_Task directions_
Please copy out each line of the entries in which "rent" appears.

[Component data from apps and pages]

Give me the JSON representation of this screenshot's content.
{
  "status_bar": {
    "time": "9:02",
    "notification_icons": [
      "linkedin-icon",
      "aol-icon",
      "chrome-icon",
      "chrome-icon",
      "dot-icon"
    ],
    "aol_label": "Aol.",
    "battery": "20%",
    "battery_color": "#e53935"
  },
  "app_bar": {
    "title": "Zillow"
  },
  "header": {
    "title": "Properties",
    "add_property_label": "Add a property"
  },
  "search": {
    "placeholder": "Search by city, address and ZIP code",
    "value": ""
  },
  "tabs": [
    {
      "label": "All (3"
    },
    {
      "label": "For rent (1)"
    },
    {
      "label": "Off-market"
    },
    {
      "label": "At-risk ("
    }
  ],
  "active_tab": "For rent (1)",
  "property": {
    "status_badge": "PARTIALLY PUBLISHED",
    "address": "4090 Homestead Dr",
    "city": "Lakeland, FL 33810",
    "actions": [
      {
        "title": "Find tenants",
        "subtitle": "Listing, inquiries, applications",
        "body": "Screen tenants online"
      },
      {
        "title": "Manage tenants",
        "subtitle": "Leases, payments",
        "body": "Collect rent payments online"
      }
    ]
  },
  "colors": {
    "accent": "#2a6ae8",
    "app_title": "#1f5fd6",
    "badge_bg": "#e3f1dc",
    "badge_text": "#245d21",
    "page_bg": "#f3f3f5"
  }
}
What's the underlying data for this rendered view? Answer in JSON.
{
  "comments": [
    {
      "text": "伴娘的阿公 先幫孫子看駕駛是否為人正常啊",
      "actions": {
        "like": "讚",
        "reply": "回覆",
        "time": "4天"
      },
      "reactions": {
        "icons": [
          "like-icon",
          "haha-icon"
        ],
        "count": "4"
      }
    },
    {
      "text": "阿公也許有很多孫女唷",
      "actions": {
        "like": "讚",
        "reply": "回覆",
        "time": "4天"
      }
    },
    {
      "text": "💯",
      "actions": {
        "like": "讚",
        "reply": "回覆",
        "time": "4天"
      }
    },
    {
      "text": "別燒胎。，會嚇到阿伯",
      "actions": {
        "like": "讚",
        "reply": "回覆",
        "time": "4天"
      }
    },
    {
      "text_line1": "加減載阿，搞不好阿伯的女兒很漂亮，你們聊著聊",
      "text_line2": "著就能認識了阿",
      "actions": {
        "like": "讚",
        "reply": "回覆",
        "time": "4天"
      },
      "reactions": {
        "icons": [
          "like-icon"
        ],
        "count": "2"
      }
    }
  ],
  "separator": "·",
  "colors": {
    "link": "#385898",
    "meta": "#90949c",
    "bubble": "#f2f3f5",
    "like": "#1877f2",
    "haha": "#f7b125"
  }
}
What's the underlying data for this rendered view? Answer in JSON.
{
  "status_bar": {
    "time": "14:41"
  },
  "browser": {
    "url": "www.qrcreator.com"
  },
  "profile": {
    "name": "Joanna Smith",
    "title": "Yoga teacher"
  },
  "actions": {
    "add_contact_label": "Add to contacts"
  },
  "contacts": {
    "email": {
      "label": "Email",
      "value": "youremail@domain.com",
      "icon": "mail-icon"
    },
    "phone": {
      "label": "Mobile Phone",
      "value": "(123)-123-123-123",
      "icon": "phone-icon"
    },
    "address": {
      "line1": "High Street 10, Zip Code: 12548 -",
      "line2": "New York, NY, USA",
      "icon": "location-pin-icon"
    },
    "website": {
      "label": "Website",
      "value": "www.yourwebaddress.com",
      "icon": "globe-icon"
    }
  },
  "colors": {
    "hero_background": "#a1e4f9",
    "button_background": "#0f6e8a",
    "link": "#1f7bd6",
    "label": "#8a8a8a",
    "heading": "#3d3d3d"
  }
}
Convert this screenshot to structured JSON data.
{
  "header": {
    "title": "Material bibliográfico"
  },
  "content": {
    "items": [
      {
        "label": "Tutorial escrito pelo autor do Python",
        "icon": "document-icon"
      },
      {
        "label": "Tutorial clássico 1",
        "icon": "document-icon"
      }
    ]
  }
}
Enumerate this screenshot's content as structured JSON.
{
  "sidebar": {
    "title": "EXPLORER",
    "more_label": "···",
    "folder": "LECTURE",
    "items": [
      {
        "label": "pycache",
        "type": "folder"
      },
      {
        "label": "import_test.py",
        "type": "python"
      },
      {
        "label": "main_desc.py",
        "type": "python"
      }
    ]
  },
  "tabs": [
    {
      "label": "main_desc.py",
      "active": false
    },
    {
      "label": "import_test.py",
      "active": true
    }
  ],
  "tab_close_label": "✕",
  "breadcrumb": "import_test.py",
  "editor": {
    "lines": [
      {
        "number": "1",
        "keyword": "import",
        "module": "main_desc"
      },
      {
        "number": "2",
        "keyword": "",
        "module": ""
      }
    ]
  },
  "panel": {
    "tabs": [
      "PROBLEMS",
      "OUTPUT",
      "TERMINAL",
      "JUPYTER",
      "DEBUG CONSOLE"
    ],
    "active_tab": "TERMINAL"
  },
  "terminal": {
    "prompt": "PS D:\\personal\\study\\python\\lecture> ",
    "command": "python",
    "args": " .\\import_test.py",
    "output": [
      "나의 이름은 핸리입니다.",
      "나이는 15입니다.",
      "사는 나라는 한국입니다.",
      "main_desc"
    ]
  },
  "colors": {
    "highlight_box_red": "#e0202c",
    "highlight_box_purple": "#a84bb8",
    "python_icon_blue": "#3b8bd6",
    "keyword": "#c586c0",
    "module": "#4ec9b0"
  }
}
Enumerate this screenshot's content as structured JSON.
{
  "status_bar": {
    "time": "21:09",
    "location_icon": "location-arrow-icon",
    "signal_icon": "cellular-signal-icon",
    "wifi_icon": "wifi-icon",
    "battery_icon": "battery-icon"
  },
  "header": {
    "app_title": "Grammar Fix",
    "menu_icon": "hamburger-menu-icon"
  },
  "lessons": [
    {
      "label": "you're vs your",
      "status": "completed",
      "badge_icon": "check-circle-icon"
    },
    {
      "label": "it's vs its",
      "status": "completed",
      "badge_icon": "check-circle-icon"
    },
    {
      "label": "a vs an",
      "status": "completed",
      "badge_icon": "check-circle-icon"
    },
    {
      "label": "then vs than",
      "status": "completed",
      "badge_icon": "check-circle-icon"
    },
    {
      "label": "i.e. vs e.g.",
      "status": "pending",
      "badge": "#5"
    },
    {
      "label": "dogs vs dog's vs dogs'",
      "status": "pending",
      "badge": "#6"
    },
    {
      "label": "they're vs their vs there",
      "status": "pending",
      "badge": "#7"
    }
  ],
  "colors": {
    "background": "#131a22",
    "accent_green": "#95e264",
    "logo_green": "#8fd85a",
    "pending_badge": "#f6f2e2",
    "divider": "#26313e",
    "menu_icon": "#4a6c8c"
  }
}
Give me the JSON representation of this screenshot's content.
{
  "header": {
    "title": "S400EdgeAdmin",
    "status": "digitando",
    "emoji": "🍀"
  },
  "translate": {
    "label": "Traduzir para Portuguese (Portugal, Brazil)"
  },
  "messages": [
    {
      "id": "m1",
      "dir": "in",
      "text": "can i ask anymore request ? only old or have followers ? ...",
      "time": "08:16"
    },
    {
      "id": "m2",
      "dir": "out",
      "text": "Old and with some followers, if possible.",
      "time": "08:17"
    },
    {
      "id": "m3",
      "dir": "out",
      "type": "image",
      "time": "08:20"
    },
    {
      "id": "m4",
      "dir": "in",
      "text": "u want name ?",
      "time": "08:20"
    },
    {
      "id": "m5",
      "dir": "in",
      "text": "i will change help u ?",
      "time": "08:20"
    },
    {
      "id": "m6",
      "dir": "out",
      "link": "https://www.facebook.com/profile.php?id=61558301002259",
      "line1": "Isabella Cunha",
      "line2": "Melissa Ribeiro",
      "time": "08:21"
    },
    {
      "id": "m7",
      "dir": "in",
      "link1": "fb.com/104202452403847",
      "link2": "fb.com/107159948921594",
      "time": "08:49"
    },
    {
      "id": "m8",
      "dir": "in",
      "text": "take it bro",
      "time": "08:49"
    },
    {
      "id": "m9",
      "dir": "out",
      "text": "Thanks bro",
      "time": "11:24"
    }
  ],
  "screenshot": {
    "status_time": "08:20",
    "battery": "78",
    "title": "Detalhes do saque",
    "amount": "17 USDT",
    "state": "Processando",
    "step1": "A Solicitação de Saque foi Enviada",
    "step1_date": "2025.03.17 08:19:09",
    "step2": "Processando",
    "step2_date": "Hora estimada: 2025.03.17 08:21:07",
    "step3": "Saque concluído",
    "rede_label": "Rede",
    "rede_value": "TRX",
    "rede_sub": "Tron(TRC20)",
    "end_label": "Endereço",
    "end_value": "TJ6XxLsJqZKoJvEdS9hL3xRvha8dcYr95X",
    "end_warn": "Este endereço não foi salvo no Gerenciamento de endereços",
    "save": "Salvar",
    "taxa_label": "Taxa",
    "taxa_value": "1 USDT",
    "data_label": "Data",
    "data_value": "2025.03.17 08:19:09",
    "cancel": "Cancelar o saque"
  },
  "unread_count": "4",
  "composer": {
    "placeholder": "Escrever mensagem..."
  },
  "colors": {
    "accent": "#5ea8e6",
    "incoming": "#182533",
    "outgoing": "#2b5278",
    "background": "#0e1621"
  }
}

_Final answer_
      "label": "For rent (1)"
  "active_tab": "For rent (1)",
        "body": "Collect rent payments online"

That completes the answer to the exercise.